Murnau studies a horror that is shown through subjective perception and the assimilation of fright as the conclusion of past, even generational, suffering: a shadow that gets a hold of our heart, a reality from afar that responds directly to the still present images of a nightmare, the images of misery and death brought through the plague and sickness spread through rats and their representation in an human form (or should it be in imaginary form?).
All the elements of this film contribute to show a certain paradox: humanity inside the usually shown as mechanical, automatic complexities of organised crime or its pursuers; intimacy in the eyes of a digital camera that constantly displays cold colours through constant (yet not shaky) movement and zoom ups. Fire inside the ice, the heart inside the artifacts.
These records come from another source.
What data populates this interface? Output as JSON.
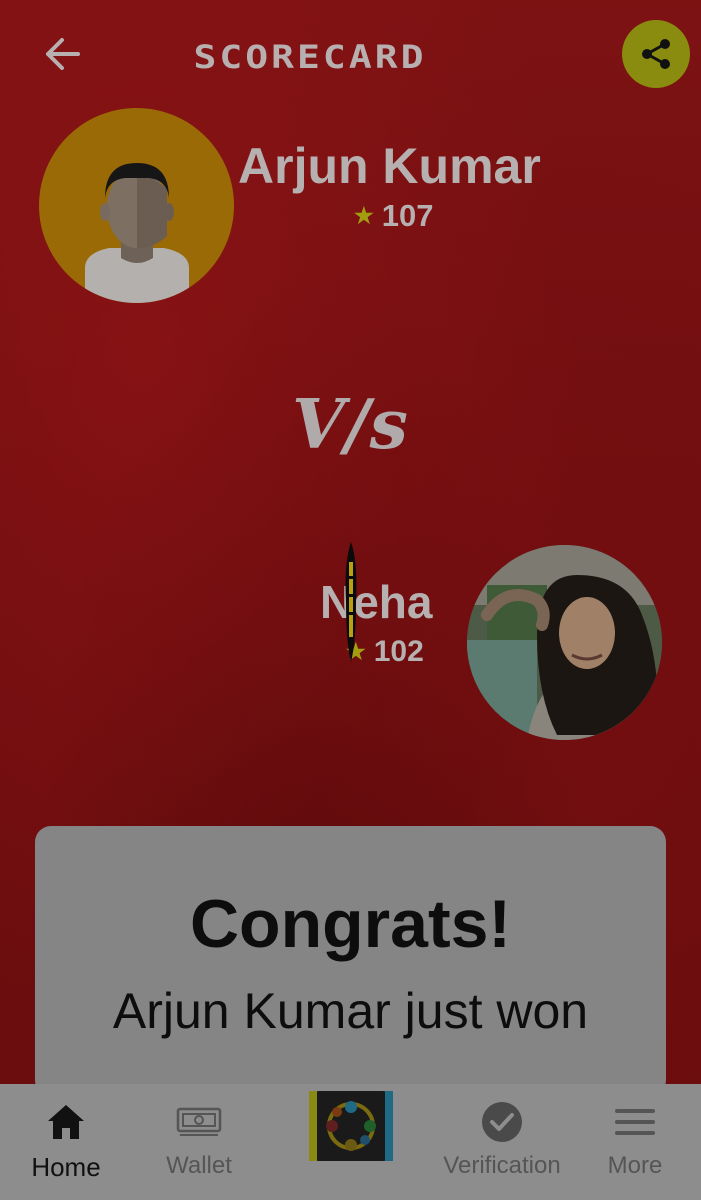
{
  "header": {
    "title": "SCORECARD",
    "back_icon": "arrow-left-icon",
    "share_icon": "share-icon",
    "share_color": "#8a8c0f"
  },
  "player1": {
    "name": "Arjun Kumar",
    "score": "107",
    "avatar_icon": "male-avatar-icon",
    "avatar_bg": "#9a6a06"
  },
  "versus": "V/s",
  "player2": {
    "name": "Neha",
    "score": "102",
    "avatar": "profile-photo"
  },
  "result": {
    "headline": "Congrats!",
    "message": "Arjun Kumar just won"
  },
  "nav": {
    "items": [
      {
        "label": "Home",
        "icon": "home-icon",
        "active": true
      },
      {
        "label": "Wallet",
        "icon": "wallet-icon",
        "active": false
      },
      {
        "label": "",
        "icon": "app-logo-icon",
        "active": false
      },
      {
        "label": "Verification",
        "icon": "check-circle-icon",
        "active": false
      },
      {
        "label": "More",
        "icon": "menu-icon",
        "active": false
      }
    ]
  },
  "colors": {
    "star": "#a39e10",
    "background": "#6e0e10"
  }
}
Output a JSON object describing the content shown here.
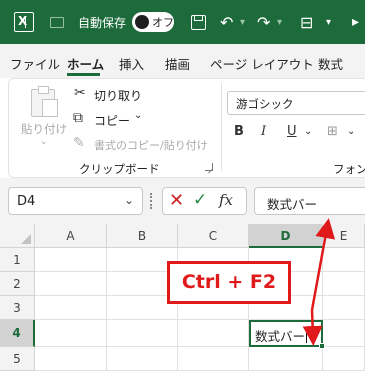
{
  "titlebar": {
    "autosave_label": "自動保存",
    "toggle_label": "オフ"
  },
  "menu": {
    "tabs": [
      "ファイル",
      "ホーム",
      "挿入",
      "描画",
      "ページ レイアウト",
      "数式"
    ],
    "active": "ホーム"
  },
  "ribbon": {
    "paste_label": "貼り付け",
    "cut_label": "切り取り",
    "copy_label": "コピー",
    "format_painter_label": "書式のコピー/貼り付け",
    "clipboard_group_label": "クリップボード",
    "font_name": "游ゴシック",
    "font_group_label": "フォント",
    "bold_label": "B",
    "italic_label": "I",
    "underline_label": "U"
  },
  "formula_row": {
    "namebox_value": "D4",
    "fx_label": "fx",
    "formula_value": "数式バー"
  },
  "grid": {
    "columns": [
      "A",
      "B",
      "C",
      "D",
      "E"
    ],
    "rows": [
      "1",
      "2",
      "3",
      "4",
      "5"
    ],
    "selected_column": "D",
    "selected_row": "4",
    "active_cell_value": "数式バー"
  },
  "annotation": {
    "callout_text": "Ctrl + F2",
    "color": "#e0191b"
  },
  "colors": {
    "accent": "#1d6b3a",
    "titlebar_bg": "#1d6b3a"
  }
}
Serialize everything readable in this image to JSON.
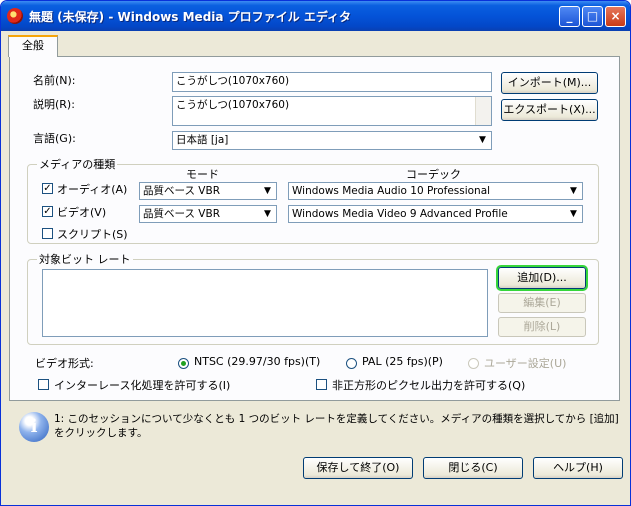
{
  "window": {
    "title": "無題 (未保存) - Windows Media プロファイル エディタ",
    "minimize": "_",
    "maximize": "□",
    "close": "×"
  },
  "tabs": [
    {
      "label": "全般"
    }
  ],
  "general": {
    "name_label": "名前(N):",
    "name_value": "こうがしつ(1070x760)",
    "description_label": "説明(R):",
    "description_value": "こうがしつ(1070x760)",
    "language_label": "言語(G):",
    "language_value": "日本語 [ja]",
    "import_button": "インポート(M)...",
    "export_button": "エクスポート(X)..."
  },
  "media_types": {
    "group_title": "メディアの種類",
    "mode_header": "モード",
    "codec_header": "コーデック",
    "rows": [
      {
        "label": "オーディオ(A)",
        "checked": true,
        "mode": "品質ベース VBR",
        "codec": "Windows Media Audio 10 Professional"
      },
      {
        "label": "ビデオ(V)",
        "checked": true,
        "mode": "品質ベース VBR",
        "codec": "Windows Media Video 9 Advanced Profile"
      },
      {
        "label": "スクリプト(S)",
        "checked": false
      }
    ]
  },
  "bitrates": {
    "group_title": "対象ビット レート",
    "add_button": "追加(D)...",
    "edit_button": "編集(E)",
    "delete_button": "削除(L)"
  },
  "video_format": {
    "label": "ビデオ形式:",
    "options": [
      {
        "label": "NTSC (29.97/30 fps)(T)",
        "selected": true,
        "enabled": true
      },
      {
        "label": "PAL (25 fps)(P)",
        "selected": false,
        "enabled": true
      },
      {
        "label": "ユーザー設定(U)",
        "selected": false,
        "enabled": false
      }
    ],
    "interlace_label": "インターレース化処理を許可する(I)",
    "nonsquare_label": "非正方形のピクセル出力を許可する(Q)"
  },
  "info": {
    "icon": "info-icon",
    "glyph": "i",
    "message": "1: このセッションについて少なくとも 1 つのビット レートを定義してください。メディアの種類を選択してから [追加] をクリックします。"
  },
  "footer": {
    "save_button": "保存して終了(O)",
    "close_button": "閉じる(C)",
    "help_button": "ヘルプ(H)"
  }
}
What's the result?
A non-stop flow of electricity through its veins, an incredibly brutal depictment of what lies beneath what lies beneath Miami's shore.
It's incredible that this movie works without failing in one way or another, but it does.